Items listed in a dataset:
[Start of Attachment]
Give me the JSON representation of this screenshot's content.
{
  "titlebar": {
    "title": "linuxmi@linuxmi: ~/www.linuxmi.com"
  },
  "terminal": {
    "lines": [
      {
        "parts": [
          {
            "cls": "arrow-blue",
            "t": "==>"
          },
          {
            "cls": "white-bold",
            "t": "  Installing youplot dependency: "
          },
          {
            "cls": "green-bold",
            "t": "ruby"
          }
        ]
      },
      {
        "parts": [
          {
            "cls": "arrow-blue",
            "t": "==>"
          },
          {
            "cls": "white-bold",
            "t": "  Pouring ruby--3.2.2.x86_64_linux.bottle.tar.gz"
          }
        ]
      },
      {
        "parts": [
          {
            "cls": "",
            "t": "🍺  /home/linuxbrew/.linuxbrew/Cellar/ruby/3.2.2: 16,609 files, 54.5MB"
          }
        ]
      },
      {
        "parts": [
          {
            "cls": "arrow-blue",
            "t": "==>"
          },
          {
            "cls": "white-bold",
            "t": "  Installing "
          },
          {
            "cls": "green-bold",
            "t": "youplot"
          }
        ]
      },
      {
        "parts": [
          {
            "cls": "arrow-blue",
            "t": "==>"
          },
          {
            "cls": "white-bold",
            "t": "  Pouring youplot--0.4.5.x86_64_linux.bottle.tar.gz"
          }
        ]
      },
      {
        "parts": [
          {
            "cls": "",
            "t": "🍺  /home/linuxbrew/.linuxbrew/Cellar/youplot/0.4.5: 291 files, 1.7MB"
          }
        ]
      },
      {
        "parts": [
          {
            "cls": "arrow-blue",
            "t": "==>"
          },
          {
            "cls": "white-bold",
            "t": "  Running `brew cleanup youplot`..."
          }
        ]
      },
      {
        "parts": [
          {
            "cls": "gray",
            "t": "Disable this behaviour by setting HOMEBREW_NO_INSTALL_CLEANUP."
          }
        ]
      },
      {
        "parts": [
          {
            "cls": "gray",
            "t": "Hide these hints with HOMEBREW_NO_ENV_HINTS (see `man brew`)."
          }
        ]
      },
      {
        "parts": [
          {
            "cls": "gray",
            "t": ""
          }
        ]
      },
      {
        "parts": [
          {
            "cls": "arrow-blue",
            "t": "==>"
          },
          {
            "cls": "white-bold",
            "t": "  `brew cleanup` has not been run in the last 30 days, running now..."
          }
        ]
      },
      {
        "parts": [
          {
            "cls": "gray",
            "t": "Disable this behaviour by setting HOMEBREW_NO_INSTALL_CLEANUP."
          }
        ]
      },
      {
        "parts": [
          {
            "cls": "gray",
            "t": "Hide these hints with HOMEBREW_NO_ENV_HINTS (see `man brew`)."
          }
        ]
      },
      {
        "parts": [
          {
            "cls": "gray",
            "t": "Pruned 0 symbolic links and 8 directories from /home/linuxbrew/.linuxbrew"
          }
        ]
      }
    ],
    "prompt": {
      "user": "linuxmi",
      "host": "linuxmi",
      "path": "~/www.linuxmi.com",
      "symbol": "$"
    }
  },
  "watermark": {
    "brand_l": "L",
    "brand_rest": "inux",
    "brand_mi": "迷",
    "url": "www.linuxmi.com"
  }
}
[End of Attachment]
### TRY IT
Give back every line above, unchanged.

### ANSWER TO THE PROBLEM
Give me the JSON representation of this screenshot's content.
{
  "titlebar": {
    "title": "linuxmi@linuxmi: ~/www.linuxmi.com"
  },
  "terminal": {
    "lines": [
      {
        "parts": [
          {
            "cls": "arrow-blue",
            "t": "==>"
          },
          {
            "cls": "white-bold",
            "t": "  Installing youplot dependency: "
          },
          {
            "cls": "green-bold",
            "t": "ruby"
          }
        ]
      },
      {
        "parts": [
          {
            "cls": "arrow-blue",
            "t": "==>"
          },
          {
            "cls": "white-bold",
            "t": "  Pouring ruby--3.2.2.x86_64_linux.bottle.tar.gz"
          }
        ]
      },
      {
        "parts": [
          {
            "cls": "",
            "t": "🍺  /home/linuxbrew/.linuxbrew/Cellar/ruby/3.2.2: 16,609 files, 54.5MB"
          }
        ]
      },
      {
        "parts": [
          {
            "cls": "arrow-blue",
            "t": "==>"
          },
          {
            "cls": "white-bold",
            "t": "  Installing "
          },
          {
            "cls": "green-bold",
            "t": "youplot"
          }
        ]
      },
      {
        "parts": [
          {
            "cls": "arrow-blue",
            "t": "==>"
          },
          {
            "cls": "white-bold",
            "t": "  Pouring youplot--0.4.5.x86_64_linux.bottle.tar.gz"
          }
        ]
      },
      {
        "parts": [
          {
            "cls": "",
            "t": "🍺  /home/linuxbrew/.linuxbrew/Cellar/youplot/0.4.5: 291 files, 1.7MB"
          }
        ]
      },
      {
        "parts": [
          {
            "cls": "arrow-blue",
            "t": "==>"
          },
          {
            "cls": "white-bold",
            "t": "  Running `brew cleanup youplot`..."
          }
        ]
      },
      {
        "parts": [
          {
            "cls": "gray",
            "t": "Disable this behaviour by setting HOMEBREW_NO_INSTALL_CLEANUP."
          }
        ]
      },
      {
        "parts": [
          {
            "cls": "gray",
            "t": "Hide these hints with HOMEBREW_NO_ENV_HINTS (see `man brew`)."
          }
        ]
      },
      {
        "parts": [
          {
            "cls": "gray",
            "t": ""
          }
        ]
      },
      {
        "parts": [
          {
            "cls": "arrow-blue",
            "t": "==>"
          },
          {
            "cls": "white-bold",
            "t": "  `brew cleanup` has not been run in the last 30 days, running now..."
          }
        ]
      },
      {
        "parts": [
          {
            "cls": "gray",
            "t": "Disable this behaviour by setting HOMEBREW_NO_INSTALL_CLEANUP."
          }
        ]
      },
      {
        "parts": [
          {
            "cls": "gray",
            "t": "Hide these hints with HOMEBREW_NO_ENV_HINTS (see `man brew`)."
          }
        ]
      },
      {
        "parts": [
          {
            "cls": "gray",
            "t": "Pruned 0 symbolic links and 8 directories from /home/linuxbrew/.linuxbrew"
          }
        ]
      }
    ],
    "prompt": {
      "user": "linuxmi",
      "host": "linuxmi",
      "path": "~/www.linuxmi.com",
      "symbol": "$"
    }
  },
  "watermark": {
    "brand_l": "L",
    "brand_rest": "inux",
    "brand_mi": "迷",
    "url": "www.linuxmi.com"
  }
}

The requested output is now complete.